Samsung, SK hynix may be subject to new int’l taxation rules

July 2, 2021

 South Korean chipmakers Samsung Electronics Co. and SK hynix Inc. may have to pay part of their corporate taxes to foreign countries where they earn profits under a new global taxation scheme, Seoul’s finance ministry said Friday.

Around 130 countries on Thursday agreed on a two-pillar deal to impose a global minimum corporate tax of at least 15 percent and to share corporate taxes imposed on the profits of multinational companies, in a bid to prevent them from dodging taxes, according to the Organization for Economic Cooperation and Development (OECD).

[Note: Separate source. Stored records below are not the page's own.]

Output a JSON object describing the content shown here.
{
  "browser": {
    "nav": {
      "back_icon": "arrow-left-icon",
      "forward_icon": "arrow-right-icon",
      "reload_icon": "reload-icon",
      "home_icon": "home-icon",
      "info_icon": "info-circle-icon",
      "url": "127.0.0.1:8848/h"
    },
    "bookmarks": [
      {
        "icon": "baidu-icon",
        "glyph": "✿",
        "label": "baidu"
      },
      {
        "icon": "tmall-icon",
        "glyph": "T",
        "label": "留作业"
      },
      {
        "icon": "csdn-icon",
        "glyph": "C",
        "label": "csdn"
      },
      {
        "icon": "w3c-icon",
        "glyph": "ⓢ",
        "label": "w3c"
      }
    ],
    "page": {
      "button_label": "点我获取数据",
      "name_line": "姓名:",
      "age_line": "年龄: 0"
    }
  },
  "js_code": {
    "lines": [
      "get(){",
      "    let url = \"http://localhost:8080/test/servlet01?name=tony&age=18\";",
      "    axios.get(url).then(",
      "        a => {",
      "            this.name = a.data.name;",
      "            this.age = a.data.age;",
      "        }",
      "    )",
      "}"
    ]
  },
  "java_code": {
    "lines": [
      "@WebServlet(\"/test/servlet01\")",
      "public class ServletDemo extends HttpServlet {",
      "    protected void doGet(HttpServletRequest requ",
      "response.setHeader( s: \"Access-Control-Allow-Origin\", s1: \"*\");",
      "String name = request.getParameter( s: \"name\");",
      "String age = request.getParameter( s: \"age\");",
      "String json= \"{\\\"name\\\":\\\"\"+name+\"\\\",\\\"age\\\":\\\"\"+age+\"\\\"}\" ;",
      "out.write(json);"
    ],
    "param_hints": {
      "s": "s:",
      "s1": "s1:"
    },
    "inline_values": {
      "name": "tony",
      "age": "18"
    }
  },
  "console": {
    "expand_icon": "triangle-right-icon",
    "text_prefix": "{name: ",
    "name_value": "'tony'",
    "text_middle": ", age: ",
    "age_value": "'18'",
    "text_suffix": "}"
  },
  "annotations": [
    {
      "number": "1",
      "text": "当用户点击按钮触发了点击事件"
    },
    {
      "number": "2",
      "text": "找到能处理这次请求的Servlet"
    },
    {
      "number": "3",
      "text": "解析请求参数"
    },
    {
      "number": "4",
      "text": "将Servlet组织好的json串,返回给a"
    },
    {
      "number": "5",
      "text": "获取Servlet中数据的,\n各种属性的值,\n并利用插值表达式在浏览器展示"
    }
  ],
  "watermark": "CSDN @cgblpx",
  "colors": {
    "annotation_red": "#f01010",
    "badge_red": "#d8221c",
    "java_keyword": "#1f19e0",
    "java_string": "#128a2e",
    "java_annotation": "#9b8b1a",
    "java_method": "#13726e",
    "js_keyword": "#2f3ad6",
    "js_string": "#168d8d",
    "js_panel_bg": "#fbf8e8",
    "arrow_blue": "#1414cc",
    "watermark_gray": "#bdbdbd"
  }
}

Under the deal, multinational firms whose yearly consolidated revenue reaches 20 billion euros (US$23.7 billion) and profit margin hits 10 percent would have to pay part of corporate taxes to the markets where they have business activities and earn profits.

Multinational firms have been under fire for their long-held practices of transferring their profits to countries or territories with low corporate tax rates.

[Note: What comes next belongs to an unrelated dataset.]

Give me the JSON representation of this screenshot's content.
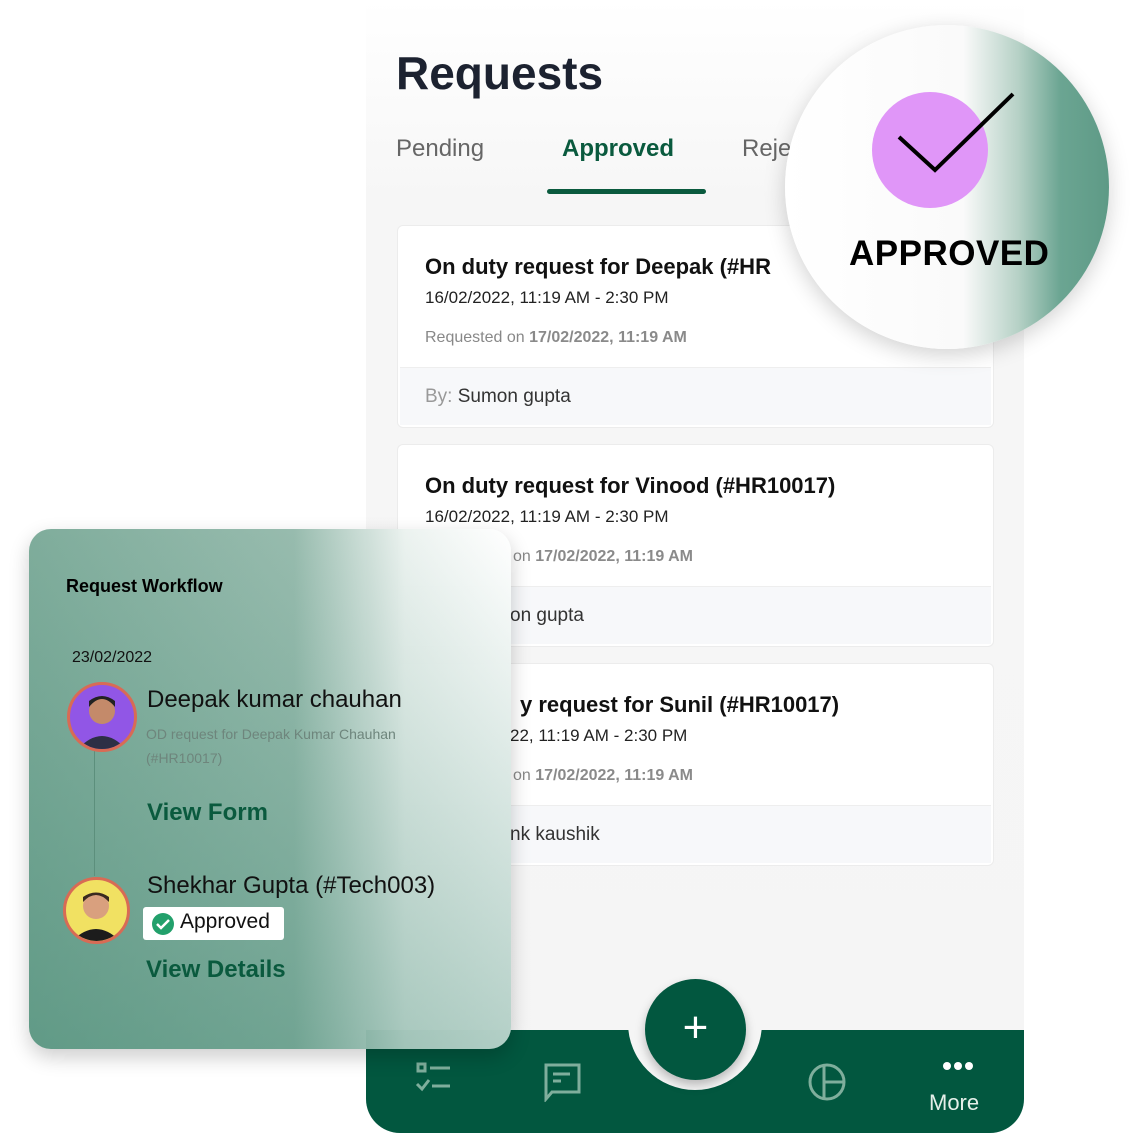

Samsung Electronics, the world’s biggest maker of memory chips, and the country’s No. 2 chipmaker SK hynix could be subject to the new taxation rules.

Last year, Samsung Electronics’ revenue amounted to 236.8 trillion won ($208 billion), up 2.78 percent from a year earlier.

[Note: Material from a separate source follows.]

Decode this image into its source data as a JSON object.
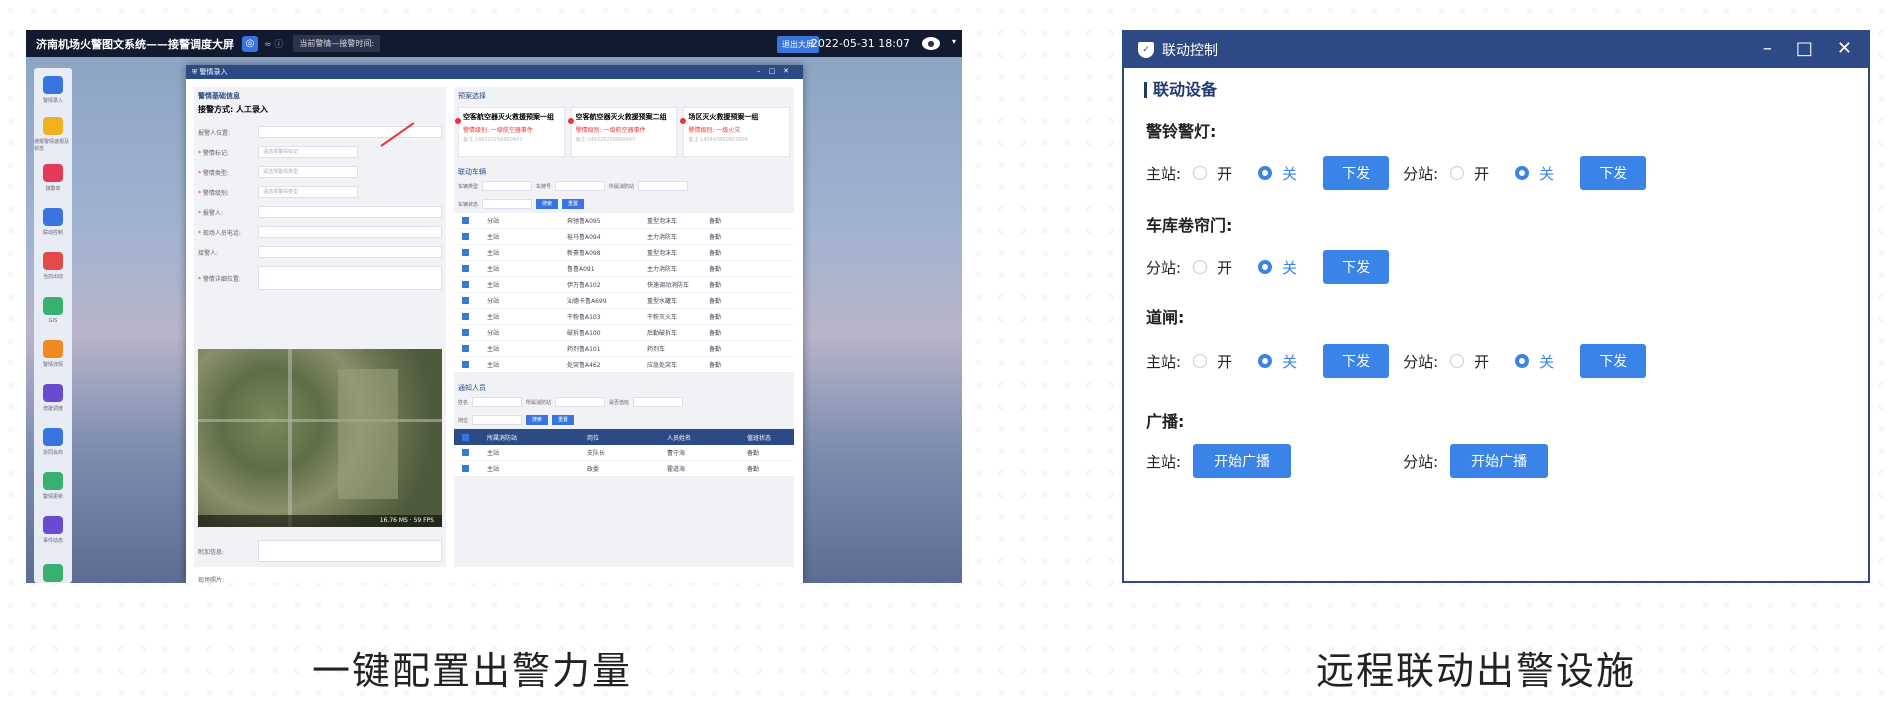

SK hynix posted annual sales of 31.9 trillion won last year, but depending on its profit margin, the company could also be excluded from a list of multinational firms subject to the taxation.

Last year, Samsung Electronics and SK hynix paid 4.8 trillion won and 1.4 trillion won in corporate taxes, respectively.

More negotiations will be needed to finalize the tax reform deal as some countries are opposed to it.

Finance chiefs of the Group of 20 economies will continue to discuss the issue at next week’s meeting in Venice, Italy. The deal is expected to take effect in 2023 if it is approved at the G-20 summit in October.